Reading: Hebrews 11: 8-16

Too often we are deaf to God’s voice.  Like with Abraham, God is seeking to bless us and to do great things in our lives.  Throughout our day God seeks to connect to us, to draw us into relationship, to allow us to experience the presence of the Spirit in our life.  Too often we miss these chances.

Most of us have had significant encounters with God.  Maybe they were during a retreat or when we were at camp.  Maybe they were in a deep valley where our sense of God’s presence became very real at the low point of a trial or struggle.  Maybe it was during a special worship service or when we were on a mission project.  At certain times we are particularly open to hearing God’s voice or experiencing God in our midst.  But God desires this to be our frequent experience throughout our day.

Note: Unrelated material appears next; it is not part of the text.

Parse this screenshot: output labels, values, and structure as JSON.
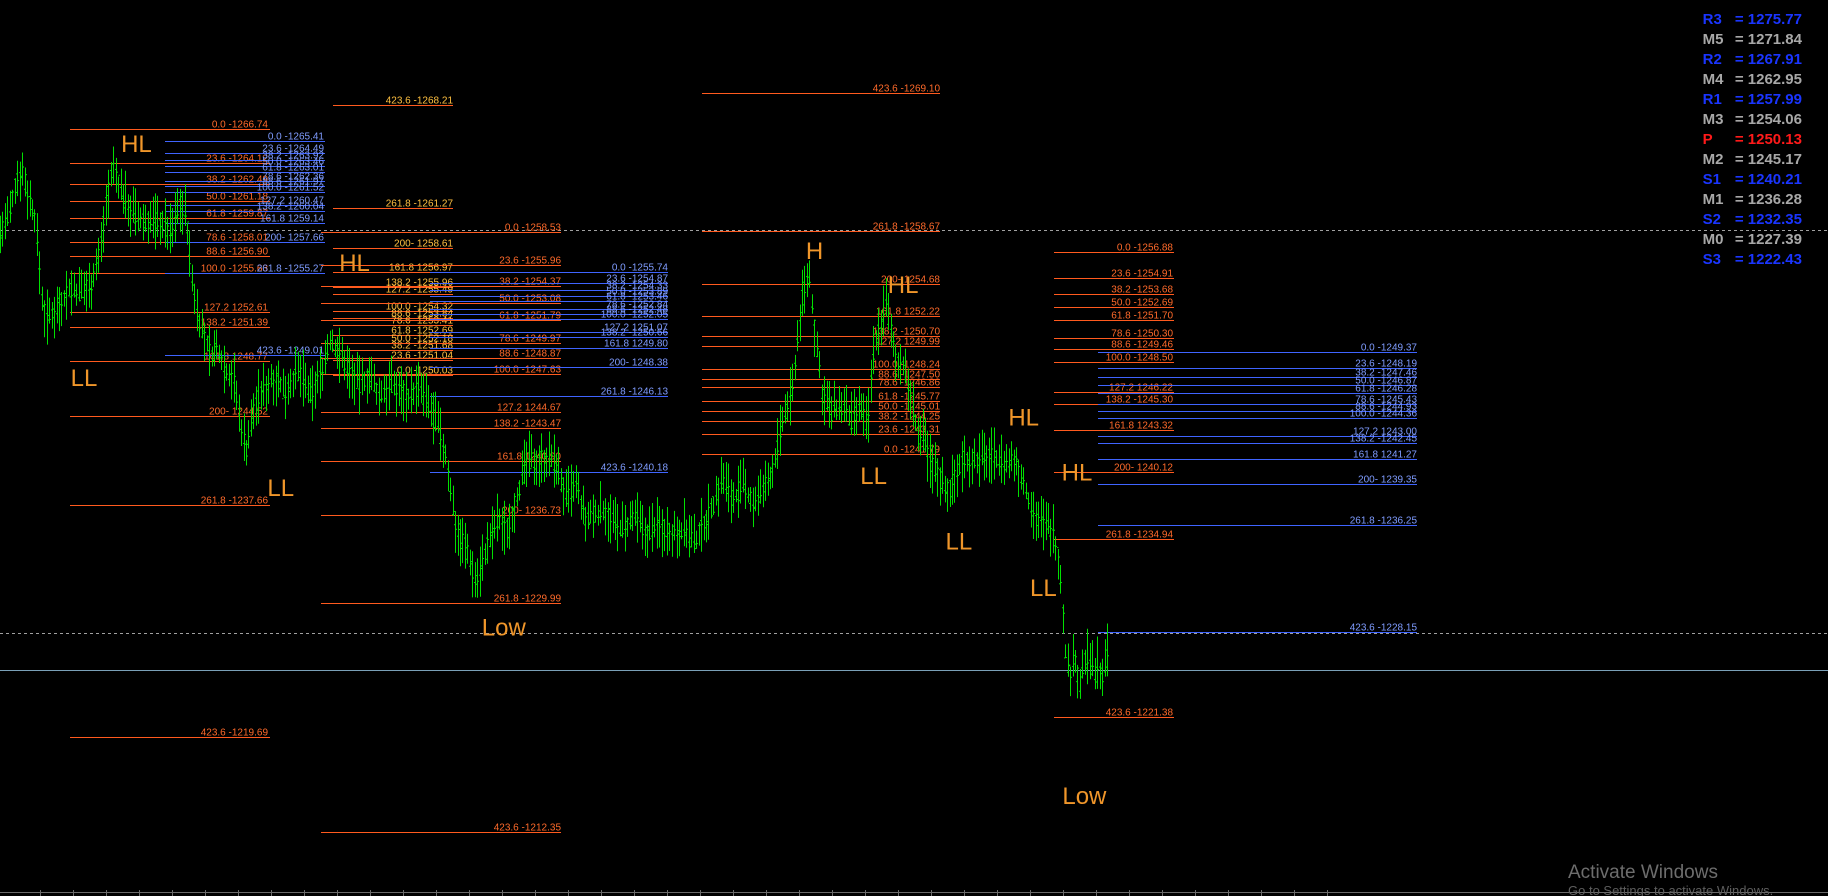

The ‘God moments’ we have experienced are powerful and meaningful.  So this leads us to seek out why we do not have these times more often in our day to day living.  In Abraham’s story we find some clues.  First, he was open to hearing God.  At times God’s voice will boom into our lives.  But Abraham had his ear ever tuned to God and had his spirit focused on God.  We too can do this by being intentional in inviting God into our daily lives and by being cognizant of the opportunities God places in our lives.  These may come in the wise words of a friend, in the face of the one in need we encounter on the sidewalk, or in the still small voice of the Holy Spirit whispering into our heart.  Second, when Abraham felt God’s presence or heard the voice, he listened and was honest.  If he did not understand or felt doubt or fear, he was honest with God about these things.  God did not walk away, but responded.  Through faith Abraham heard and obeyed God and was credited as righteous.

Life can consume us.  Life can swirl around us.  The noise and busyness can obscure God’s voice and the encounters sent our way.  When we allow these things to occur, our relationship with God suffers.  Our soul is poorer for having missed out.  Our faith is not as strong as it could have been had we experienced God’s presence.  We, like Abraham, can hear God’s voice often.  We, like Abraham, can become attuned to that voice, lifting it above the daily hum.  The more we hear the voice, the better we listen. And we, like Abraham, can and will experience God’s presence and blessings when we slow down and focus on our faith.  May we learn to be like Abraham so that we can receive the promises, blessings, and power of God in our lives, daily and often.